*WHAT IS BEING ASKED:* Below are the records; repeat them in full, exactly.
.....
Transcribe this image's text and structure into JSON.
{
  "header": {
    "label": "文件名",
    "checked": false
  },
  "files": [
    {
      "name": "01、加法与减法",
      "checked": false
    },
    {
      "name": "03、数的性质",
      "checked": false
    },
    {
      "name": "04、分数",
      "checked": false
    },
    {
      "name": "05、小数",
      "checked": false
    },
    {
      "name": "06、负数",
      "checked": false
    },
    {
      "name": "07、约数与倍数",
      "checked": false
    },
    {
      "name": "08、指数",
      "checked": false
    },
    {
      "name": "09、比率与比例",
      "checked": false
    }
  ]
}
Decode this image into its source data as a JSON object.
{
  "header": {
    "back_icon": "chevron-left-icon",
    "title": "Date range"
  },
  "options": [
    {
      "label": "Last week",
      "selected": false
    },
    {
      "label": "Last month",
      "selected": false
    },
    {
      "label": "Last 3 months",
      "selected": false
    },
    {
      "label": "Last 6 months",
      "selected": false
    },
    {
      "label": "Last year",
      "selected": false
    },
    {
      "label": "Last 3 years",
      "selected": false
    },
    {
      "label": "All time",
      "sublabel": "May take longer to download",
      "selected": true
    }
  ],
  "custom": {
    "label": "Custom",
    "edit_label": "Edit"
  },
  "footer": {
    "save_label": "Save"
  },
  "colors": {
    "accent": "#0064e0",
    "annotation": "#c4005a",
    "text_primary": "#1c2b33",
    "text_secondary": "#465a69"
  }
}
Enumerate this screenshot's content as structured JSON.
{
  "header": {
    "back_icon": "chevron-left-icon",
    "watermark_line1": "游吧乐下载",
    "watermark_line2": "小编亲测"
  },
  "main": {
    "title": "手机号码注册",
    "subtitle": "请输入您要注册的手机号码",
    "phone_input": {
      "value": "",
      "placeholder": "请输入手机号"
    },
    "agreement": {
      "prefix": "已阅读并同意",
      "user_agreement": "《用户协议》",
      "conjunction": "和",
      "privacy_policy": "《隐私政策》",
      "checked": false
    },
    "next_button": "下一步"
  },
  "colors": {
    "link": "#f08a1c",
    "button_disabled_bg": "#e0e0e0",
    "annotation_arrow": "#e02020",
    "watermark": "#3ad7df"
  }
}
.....
*OUTPUT BELOW:*
Transcribe this image's text and structure into JSON.
{
  "header": {
    "label": "文件名",
    "checked": false
  },
  "files": [
    {
      "name": "01、加法与减法",
      "checked": false
    },
    {
      "name": "03、数的性质",
      "checked": false
    },
    {
      "name": "04、分数",
      "checked": false
    },
    {
      "name": "05、小数",
      "checked": false
    },
    {
      "name": "06、负数",
      "checked": false
    },
    {
      "name": "07、约数与倍数",
      "checked": false
    },
    {
      "name": "08、指数",
      "checked": false
    },
    {
      "name": "09、比率与比例",
      "checked": false
    }
  ]
}
Decode this image into its source data as a JSON object.
{
  "header": {
    "back_icon": "chevron-left-icon",
    "title": "Date range"
  },
  "options": [
    {
      "label": "Last week",
      "selected": false
    },
    {
      "label": "Last month",
      "selected": false
    },
    {
      "label": "Last 3 months",
      "selected": false
    },
    {
      "label": "Last 6 months",
      "selected": false
    },
    {
      "label": "Last year",
      "selected": false
    },
    {
      "label": "Last 3 years",
      "selected": false
    },
    {
      "label": "All time",
      "sublabel": "May take longer to download",
      "selected": true
    }
  ],
  "custom": {
    "label": "Custom",
    "edit_label": "Edit"
  },
  "footer": {
    "save_label": "Save"
  },
  "colors": {
    "accent": "#0064e0",
    "annotation": "#c4005a",
    "text_primary": "#1c2b33",
    "text_secondary": "#465a69"
  }
}
Enumerate this screenshot's content as structured JSON.
{
  "header": {
    "back_icon": "chevron-left-icon",
    "watermark_line1": "游吧乐下载",
    "watermark_line2": "小编亲测"
  },
  "main": {
    "title": "手机号码注册",
    "subtitle": "请输入您要注册的手机号码",
    "phone_input": {
      "value": "",
      "placeholder": "请输入手机号"
    },
    "agreement": {
      "prefix": "已阅读并同意",
      "user_agreement": "《用户协议》",
      "conjunction": "和",
      "privacy_policy": "《隐私政策》",
      "checked": false
    },
    "next_button": "下一步"
  },
  "colors": {
    "link": "#f08a1c",
    "button_disabled_bg": "#e0e0e0",
    "annotation_arrow": "#e02020",
    "watermark": "#3ad7df"
  }
}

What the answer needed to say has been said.